Saturday is a pain. The busiest day also means clashes galore and some bands I’d like to see are going to be missed. Feedback Voice has no competition though so we start the day off upstairs at the Firebug watching the youngsters from Hinckley. They play a math rock/indie style and give out a free copy of House Things  EP. Nice start. From there it’s a quick dash to Hansom Hall next to see Echolocation. With added Brassick Bears  they play a solid set. Second time seeing them and their songs are beginning to stick.

Brandy Thieves sadly lose out so after a brief stop at Bishop Street Methodist Church for a couple of Fallers  tunes we return to the Firebug to see the Leeds Alcopop artists Brawlers. These are the most energetic band I’ve seen for ages. The singer spends the whole set on the main floor running back and forward along the room. Looking at the stage it’s probably a wise choice since it’s a whirl of guitar necks and kicking legs. The songs are good too.

Elizabeth Cornish singing at the Handmade Festival. Photo Keith Jobey.
Elizabeth Cornish singing at the Handmade Festival. Photo Keith Jobey.

In need of a rest I head to see Elizabeth Cornish. Playing solo in the wonderful Bishop Street Methodist Church suits her style just fine. I stay put for Weikie, hoping that we’ll get a rendition of Rope using the church piano and we do.

Sisterland at the Handmade Festival. Photo Keith Jobey.
Sisterland at the Handmade Festival. Photo Keith Jobey.

I then head to the Firebug for the Woahnows. A guitar band is needed and these fit the bill. Opting to stick with the guitar bands Sisterland at Hansom Hall gets selected over Katie Malco (a difficult choice). It’s a year since Sisterland last played a gig and it’s good to see the Leicester indie band again.
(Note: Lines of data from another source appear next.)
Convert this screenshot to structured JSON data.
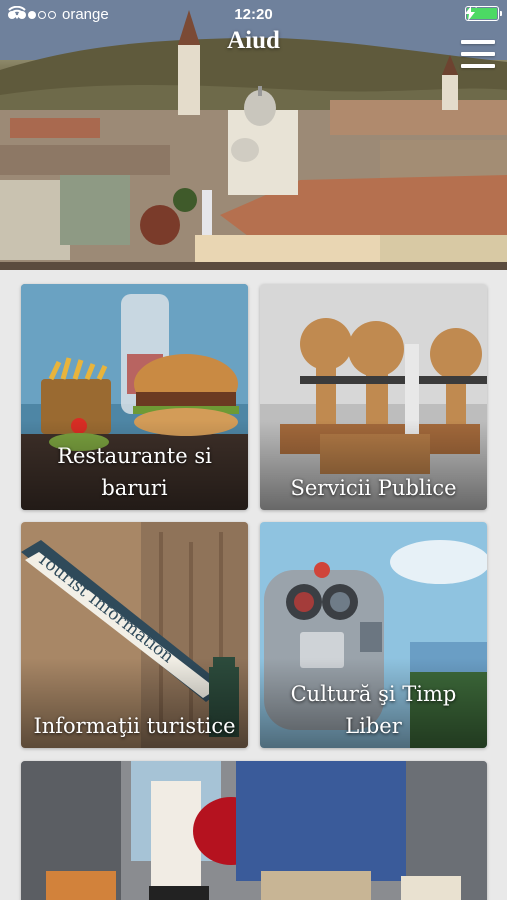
{
  "status_bar": {
    "carrier": "orange",
    "time": "12:20",
    "signal_bars": 3,
    "signal_total": 5,
    "battery_level": 1.0,
    "battery_color": "#4cd964"
  },
  "header": {
    "title": "Aiud",
    "menu_icon": "hamburger-icon"
  },
  "tiles": [
    {
      "label": "Restaurante si baruri",
      "image": "burger-fries-photo"
    },
    {
      "label": "Servicii Publice",
      "image": "rubber-stamps-photo"
    },
    {
      "label": "Informaţii turistice",
      "image": "tourist-information-sign-photo"
    },
    {
      "label": "Cultură şi Timp Liber",
      "image": "coin-binoculars-photo"
    },
    {
      "label": "",
      "image": "shopping-couple-photo"
    }
  ]
}
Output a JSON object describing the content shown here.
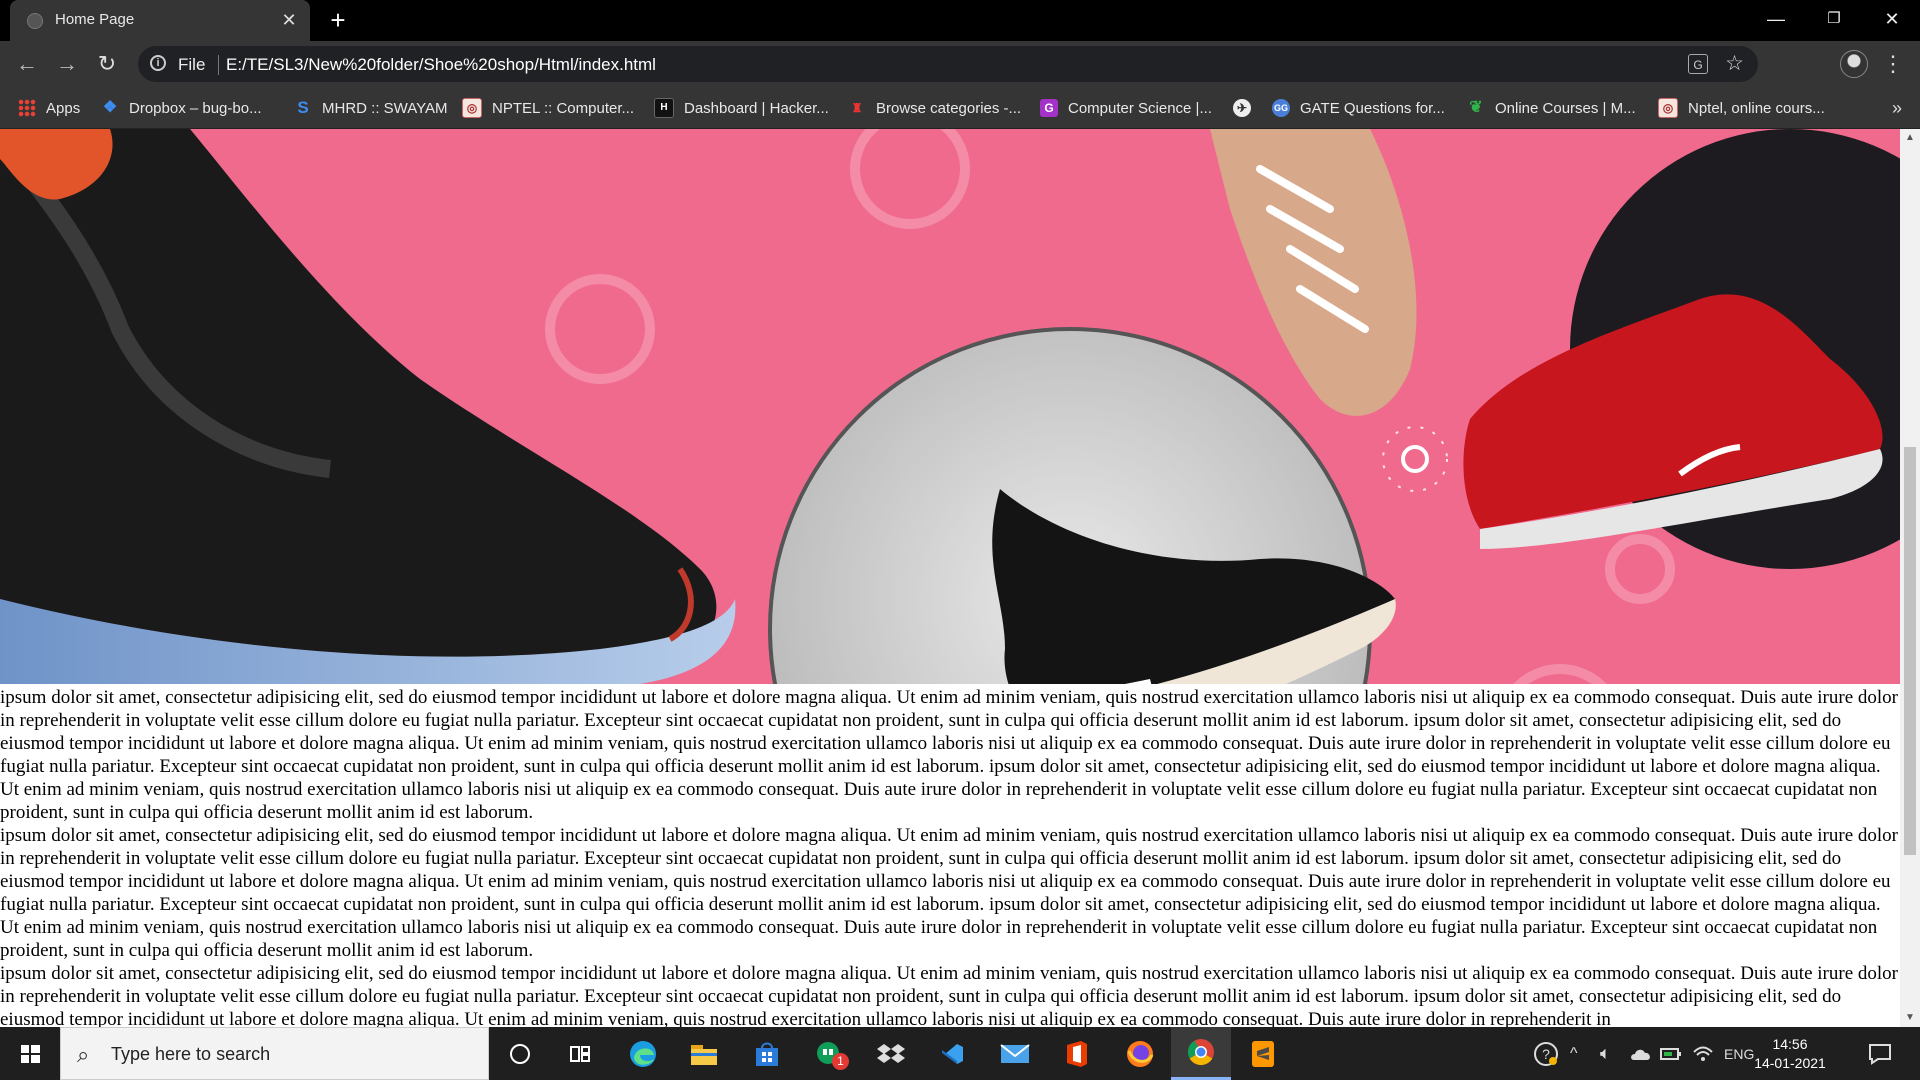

Bishop Street Methodist Church is thankfully running a little late so after Sisterland I score with 10 minutes of Katie Malco, including the superb September  on piano.

Haiku Salut at the Handmade Festival. Photo Keith Jobey.
Haiku Salut at the Handmade Festival. Photo Keith Jobey.

Staying put in my front row pew for Derbyshire’s talented Haiku Salut sadly means missing We Three And The Death Rattle  (which may have been their last gig). A tough decision but the chance to see Haiku Salut in a venue that does their musical style justice decides the matter.

There is only one place to be at the end of the evening and that is Hansom Hall to watch the legendary Shonen Knife. They may be a commercial product but they haven’t survived this long without also being an excellent band and the floor is bouncing with happy fans.

After Saturdays exploits Sunday is a little more relaxed. In fact it starts for me by catching some Meri Everitt, Becky Edwards and Kevin Hewick playing acoustically at Westival I the Braunstone Gate sunshine.

Not particularly liking the downstairs stage of the Firebug because of the bar noise, I opt to spend most of the evening holed up in the Cookie. It begins with Murmur, who I’m impressed by, one to keep an eye on. Still young but showing some good indications of things to come. Next are London based Whales In Cubicles, who are arguably the ‘biggest’ band on the bill tonight. They’re followed by Lovepark but after a few songs my attention has waned and I decide to nip to the Firebug to see what Forest are like. They’re better but I only catch a few songs. My friends are all heading to the Guildhall for ILikeTrains but I decide to end my evening back in the Cookie.

I’d seen Oxford band Pixel Fix supporting Little Night Terrors some time ago and they’ve matured nicely since then. However, it’s my first time seeing headline band Clubs  and I see why they’re getting a lot of press, even outside their native Leicester. Songs from their Velvet EP quickly get into your head. Watching them live I’m pleased with my choice and look forward to seeing more of them soon.

So I count 21 acts seen over three days in five venues for about £30. You can’t argue with that. And knowing the amount of time and effort given by volunteers to help create this festival, a big thank you is warranted to all involved.

See also:

Neon Sarcastic

OBS Finals

May Music Diary


About The Editor 536 Articles
The Editor of Music in Leicester magazine is Kevin Gaughan assisted by Trevor Locke